**Records from a data collection**
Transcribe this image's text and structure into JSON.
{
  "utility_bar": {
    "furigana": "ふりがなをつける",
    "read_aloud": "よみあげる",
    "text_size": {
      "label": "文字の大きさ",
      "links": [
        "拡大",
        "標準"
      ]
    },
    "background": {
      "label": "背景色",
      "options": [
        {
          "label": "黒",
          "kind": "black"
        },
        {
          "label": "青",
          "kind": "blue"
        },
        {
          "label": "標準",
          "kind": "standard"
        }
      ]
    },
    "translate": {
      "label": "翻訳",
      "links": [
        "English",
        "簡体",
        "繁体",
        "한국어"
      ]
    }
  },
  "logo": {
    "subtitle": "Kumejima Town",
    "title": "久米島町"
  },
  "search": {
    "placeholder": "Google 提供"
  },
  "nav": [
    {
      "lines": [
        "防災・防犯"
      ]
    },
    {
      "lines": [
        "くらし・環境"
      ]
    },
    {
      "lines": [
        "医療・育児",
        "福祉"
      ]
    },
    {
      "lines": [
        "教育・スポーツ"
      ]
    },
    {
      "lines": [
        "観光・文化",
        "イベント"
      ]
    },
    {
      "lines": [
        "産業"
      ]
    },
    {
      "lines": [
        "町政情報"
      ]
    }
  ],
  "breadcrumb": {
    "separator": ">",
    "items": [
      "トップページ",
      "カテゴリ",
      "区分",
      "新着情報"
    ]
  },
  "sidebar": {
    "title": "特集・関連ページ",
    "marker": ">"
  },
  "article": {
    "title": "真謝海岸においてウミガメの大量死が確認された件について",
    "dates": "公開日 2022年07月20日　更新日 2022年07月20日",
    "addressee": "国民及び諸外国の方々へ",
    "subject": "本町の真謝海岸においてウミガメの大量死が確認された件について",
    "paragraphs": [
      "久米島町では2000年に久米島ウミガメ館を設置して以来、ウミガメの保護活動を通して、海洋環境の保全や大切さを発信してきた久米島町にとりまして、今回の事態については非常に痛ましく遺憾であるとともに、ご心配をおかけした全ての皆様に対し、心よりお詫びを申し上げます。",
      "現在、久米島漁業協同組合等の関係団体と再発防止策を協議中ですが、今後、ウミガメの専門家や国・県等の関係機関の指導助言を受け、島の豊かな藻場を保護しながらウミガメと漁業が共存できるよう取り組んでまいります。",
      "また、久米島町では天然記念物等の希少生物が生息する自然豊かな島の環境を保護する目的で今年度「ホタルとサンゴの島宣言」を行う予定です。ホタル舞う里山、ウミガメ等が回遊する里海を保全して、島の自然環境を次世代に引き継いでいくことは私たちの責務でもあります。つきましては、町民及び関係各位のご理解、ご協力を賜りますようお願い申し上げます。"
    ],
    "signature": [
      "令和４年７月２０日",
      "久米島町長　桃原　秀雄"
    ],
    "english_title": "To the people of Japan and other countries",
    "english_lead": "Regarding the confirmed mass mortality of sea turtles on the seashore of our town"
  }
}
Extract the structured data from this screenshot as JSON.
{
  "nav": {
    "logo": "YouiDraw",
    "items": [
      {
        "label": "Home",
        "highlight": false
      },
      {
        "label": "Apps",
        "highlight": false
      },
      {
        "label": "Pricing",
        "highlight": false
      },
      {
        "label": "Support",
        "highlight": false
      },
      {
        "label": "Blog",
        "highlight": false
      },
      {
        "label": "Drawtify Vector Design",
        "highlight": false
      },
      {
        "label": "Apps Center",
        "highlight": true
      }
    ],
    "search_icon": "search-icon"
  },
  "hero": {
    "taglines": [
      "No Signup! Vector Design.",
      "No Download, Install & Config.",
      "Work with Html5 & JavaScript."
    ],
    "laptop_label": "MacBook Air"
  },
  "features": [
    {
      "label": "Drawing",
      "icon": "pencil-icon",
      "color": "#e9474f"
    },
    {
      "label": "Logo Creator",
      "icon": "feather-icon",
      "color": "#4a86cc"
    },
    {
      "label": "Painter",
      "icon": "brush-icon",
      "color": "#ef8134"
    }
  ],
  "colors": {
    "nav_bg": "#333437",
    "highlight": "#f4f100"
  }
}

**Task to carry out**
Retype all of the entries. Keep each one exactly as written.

**Response below**
Transcribe this image's text and structure into JSON.
{
  "utility_bar": {
    "furigana": "ふりがなをつける",
    "read_aloud": "よみあげる",
    "text_size": {
      "label": "文字の大きさ",
      "links": [
        "拡大",
        "標準"
      ]
    },
    "background": {
      "label": "背景色",
      "options": [
        {
          "label": "黒",
          "kind": "black"
        },
        {
          "label": "青",
          "kind": "blue"
        },
        {
          "label": "標準",
          "kind": "standard"
        }
      ]
    },
    "translate": {
      "label": "翻訳",
      "links": [
        "English",
        "簡体",
        "繁体",
        "한국어"
      ]
    }
  },
  "logo": {
    "subtitle": "Kumejima Town",
    "title": "久米島町"
  },
  "search": {
    "placeholder": "Google 提供"
  },
  "nav": [
    {
      "lines": [
        "防災・防犯"
      ]
    },
    {
      "lines": [
        "くらし・環境"
      ]
    },
    {
      "lines": [
        "医療・育児",
        "福祉"
      ]
    },
    {
      "lines": [
        "教育・スポーツ"
      ]
    },
    {
      "lines": [
        "観光・文化",
        "イベント"
      ]
    },
    {
      "lines": [
        "産業"
      ]
    },
    {
      "lines": [
        "町政情報"
      ]
    }
  ],
  "breadcrumb": {
    "separator": ">",
    "items": [
      "トップページ",
      "カテゴリ",
      "区分",
      "新着情報"
    ]
  },
  "sidebar": {
    "title": "特集・関連ページ",
    "marker": ">"
  },
  "article": {
    "title": "真謝海岸においてウミガメの大量死が確認された件について",
    "dates": "公開日 2022年07月20日　更新日 2022年07月20日",
    "addressee": "国民及び諸外国の方々へ",
    "subject": "本町の真謝海岸においてウミガメの大量死が確認された件について",
    "paragraphs": [
      "久米島町では2000年に久米島ウミガメ館を設置して以来、ウミガメの保護活動を通して、海洋環境の保全や大切さを発信してきた久米島町にとりまして、今回の事態については非常に痛ましく遺憾であるとともに、ご心配をおかけした全ての皆様に対し、心よりお詫びを申し上げます。",
      "現在、久米島漁業協同組合等の関係団体と再発防止策を協議中ですが、今後、ウミガメの専門家や国・県等の関係機関の指導助言を受け、島の豊かな藻場を保護しながらウミガメと漁業が共存できるよう取り組んでまいります。",
      "また、久米島町では天然記念物等の希少生物が生息する自然豊かな島の環境を保護する目的で今年度「ホタルとサンゴの島宣言」を行う予定です。ホタル舞う里山、ウミガメ等が回遊する里海を保全して、島の自然環境を次世代に引き継いでいくことは私たちの責務でもあります。つきましては、町民及び関係各位のご理解、ご協力を賜りますようお願い申し上げます。"
    ],
    "signature": [
      "令和４年７月２０日",
      "久米島町長　桃原　秀雄"
    ],
    "english_title": "To the people of Japan and other countries",
    "english_lead": "Regarding the confirmed mass mortality of sea turtles on the seashore of our town"
  }
}
Extract the structured data from this screenshot as JSON.
{
  "nav": {
    "logo": "YouiDraw",
    "items": [
      {
        "label": "Home",
        "highlight": false
      },
      {
        "label": "Apps",
        "highlight": false
      },
      {
        "label": "Pricing",
        "highlight": false
      },
      {
        "label": "Support",
        "highlight": false
      },
      {
        "label": "Blog",
        "highlight": false
      },
      {
        "label": "Drawtify Vector Design",
        "highlight": false
      },
      {
        "label": "Apps Center",
        "highlight": true
      }
    ],
    "search_icon": "search-icon"
  },
  "hero": {
    "taglines": [
      "No Signup! Vector Design.",
      "No Download, Install & Config.",
      "Work with Html5 & JavaScript."
    ],
    "laptop_label": "MacBook Air"
  },
  "features": [
    {
      "label": "Drawing",
      "icon": "pencil-icon",
      "color": "#e9474f"
    },
    {
      "label": "Logo Creator",
      "icon": "feather-icon",
      "color": "#4a86cc"
    },
    {
      "label": "Painter",
      "icon": "brush-icon",
      "color": "#ef8134"
    }
  ],
  "colors": {
    "nav_bg": "#333437",
    "highlight": "#f4f100"
  }
}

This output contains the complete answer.